I will end up with the title on my credit card and driving license because you never know when you might need that kind of help. I will put it on my passport as long as it doesn't create too much confusion when they need a Doctor on the plane. The postman will deliver letters to me as a Doctor, while I consider for the tenth time this year whether to deliver them myself. However, the actual making of the PhD is important. Gleaned from the text that constitutes the writing of a PhD, its 60,000 plus words, embedded within the portraits that line the oak staircase and overlook the great hall of my own ancient PhD activity, was an idea. It trailed through the text, burrowing underneath, surfacing occasionally. It was another text, and one that doesn't constitute a PhD but a television documentary series. A detective story that starts in Düsseldorf in 1991, involving images of the occult, and the entrapment of those who read a certain unearthed text. This text is itself the fabric of the PhD. It is sewn between the lines, born from the PhD's own lack of utility within art, and allowing the PhD to end when it ended and not, in itself, open doors or hang around regurgitating itself in the form of university-supported exhibitions and a theme to take to every Tom, Dick and conference, If the pilot is never made, the PhD was not a waste. It was a good idea. It is this question of what does it mean, to do a PhD as an artist when one knows it does not open doors unless one moves into a career of teaching, that brings one up against an odd but important moment. But, and to reiterate my earlier confusion over the debates around what constitutes a PhD, as a PhD offers nothing to an artist in the way it does to candidates in other subjects, one is free to choose it or not.
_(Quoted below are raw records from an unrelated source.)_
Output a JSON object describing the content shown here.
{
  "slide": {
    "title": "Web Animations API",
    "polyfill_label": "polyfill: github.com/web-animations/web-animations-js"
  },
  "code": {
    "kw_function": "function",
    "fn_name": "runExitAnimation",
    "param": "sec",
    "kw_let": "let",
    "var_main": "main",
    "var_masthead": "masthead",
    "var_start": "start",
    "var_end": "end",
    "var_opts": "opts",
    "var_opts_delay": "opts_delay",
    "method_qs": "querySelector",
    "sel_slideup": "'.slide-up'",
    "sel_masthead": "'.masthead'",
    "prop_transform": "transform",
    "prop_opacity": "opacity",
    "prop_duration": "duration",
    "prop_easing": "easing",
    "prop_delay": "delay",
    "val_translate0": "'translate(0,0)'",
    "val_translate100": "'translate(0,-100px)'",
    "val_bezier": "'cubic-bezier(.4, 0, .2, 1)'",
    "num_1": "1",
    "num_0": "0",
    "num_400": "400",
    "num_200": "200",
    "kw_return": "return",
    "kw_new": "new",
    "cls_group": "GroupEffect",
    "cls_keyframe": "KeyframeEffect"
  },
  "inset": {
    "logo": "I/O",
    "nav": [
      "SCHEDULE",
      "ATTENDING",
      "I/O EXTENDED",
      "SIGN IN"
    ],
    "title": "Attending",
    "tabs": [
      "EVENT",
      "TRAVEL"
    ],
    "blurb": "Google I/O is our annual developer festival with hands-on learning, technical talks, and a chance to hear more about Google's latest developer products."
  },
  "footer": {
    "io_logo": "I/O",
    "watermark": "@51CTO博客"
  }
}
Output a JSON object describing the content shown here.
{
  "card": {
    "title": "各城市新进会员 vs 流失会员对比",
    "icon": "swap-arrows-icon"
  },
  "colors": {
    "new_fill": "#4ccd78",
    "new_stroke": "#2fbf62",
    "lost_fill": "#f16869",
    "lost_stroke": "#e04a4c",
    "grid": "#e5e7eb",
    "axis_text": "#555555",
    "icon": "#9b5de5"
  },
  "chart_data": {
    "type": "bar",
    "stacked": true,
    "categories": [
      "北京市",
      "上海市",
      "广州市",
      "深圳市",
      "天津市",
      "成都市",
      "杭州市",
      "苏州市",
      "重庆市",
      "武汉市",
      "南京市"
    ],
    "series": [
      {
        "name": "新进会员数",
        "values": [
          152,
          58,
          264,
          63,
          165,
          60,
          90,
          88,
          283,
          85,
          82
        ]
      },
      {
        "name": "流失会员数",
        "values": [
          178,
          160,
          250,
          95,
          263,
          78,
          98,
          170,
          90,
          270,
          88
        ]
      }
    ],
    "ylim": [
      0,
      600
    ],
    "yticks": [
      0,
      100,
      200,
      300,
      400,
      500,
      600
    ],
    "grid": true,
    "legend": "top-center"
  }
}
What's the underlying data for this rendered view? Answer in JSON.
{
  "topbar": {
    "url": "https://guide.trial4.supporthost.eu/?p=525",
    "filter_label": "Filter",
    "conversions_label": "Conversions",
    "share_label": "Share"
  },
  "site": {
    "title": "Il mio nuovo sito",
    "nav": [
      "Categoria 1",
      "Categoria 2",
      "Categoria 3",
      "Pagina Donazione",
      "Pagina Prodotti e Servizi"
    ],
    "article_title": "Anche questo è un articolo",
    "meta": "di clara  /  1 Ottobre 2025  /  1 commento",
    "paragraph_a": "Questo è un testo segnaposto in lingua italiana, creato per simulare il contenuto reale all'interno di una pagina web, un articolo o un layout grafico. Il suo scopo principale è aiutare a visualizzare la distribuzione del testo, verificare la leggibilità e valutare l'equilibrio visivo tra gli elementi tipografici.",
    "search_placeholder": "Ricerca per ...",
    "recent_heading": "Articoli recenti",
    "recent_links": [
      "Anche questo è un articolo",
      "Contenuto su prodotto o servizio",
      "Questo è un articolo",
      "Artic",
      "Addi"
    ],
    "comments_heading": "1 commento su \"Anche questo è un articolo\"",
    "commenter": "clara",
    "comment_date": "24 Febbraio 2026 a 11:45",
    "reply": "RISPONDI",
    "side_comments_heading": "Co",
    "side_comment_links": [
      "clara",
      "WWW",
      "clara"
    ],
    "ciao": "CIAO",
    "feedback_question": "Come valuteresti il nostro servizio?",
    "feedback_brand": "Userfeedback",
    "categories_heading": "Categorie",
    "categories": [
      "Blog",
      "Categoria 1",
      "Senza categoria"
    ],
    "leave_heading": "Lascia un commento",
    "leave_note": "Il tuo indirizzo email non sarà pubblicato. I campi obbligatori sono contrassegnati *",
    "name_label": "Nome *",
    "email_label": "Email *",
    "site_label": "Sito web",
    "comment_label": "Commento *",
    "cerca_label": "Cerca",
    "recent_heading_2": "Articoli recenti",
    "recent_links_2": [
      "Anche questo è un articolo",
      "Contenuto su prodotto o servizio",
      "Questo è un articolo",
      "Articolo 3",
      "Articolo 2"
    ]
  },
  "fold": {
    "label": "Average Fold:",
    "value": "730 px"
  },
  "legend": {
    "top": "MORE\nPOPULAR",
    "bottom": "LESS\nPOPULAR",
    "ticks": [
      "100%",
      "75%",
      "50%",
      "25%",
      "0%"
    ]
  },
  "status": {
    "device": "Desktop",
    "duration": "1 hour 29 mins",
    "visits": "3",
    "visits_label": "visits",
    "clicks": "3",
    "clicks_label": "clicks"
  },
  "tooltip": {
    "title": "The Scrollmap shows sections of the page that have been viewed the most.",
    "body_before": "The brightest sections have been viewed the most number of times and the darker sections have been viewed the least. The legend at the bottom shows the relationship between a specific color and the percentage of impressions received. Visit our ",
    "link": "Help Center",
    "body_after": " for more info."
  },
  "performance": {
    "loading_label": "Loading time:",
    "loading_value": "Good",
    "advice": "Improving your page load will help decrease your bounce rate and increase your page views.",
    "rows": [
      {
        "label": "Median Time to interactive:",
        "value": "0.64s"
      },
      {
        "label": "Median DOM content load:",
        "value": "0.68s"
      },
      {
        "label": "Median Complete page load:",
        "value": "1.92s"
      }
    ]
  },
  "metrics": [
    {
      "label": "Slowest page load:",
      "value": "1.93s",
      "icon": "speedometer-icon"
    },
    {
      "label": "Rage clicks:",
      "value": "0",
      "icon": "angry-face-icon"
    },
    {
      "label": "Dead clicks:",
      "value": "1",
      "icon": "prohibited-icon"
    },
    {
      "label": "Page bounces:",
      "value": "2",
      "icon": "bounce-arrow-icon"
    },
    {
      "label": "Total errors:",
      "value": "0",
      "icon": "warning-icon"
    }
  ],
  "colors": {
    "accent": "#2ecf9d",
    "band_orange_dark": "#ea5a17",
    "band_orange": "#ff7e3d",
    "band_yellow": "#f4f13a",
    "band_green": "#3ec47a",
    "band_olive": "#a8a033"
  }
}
There is no ladder in this sense to climb. As it offers nothing other than that which is ghost written, it also means that doors don't close either.
© David Mollin 2007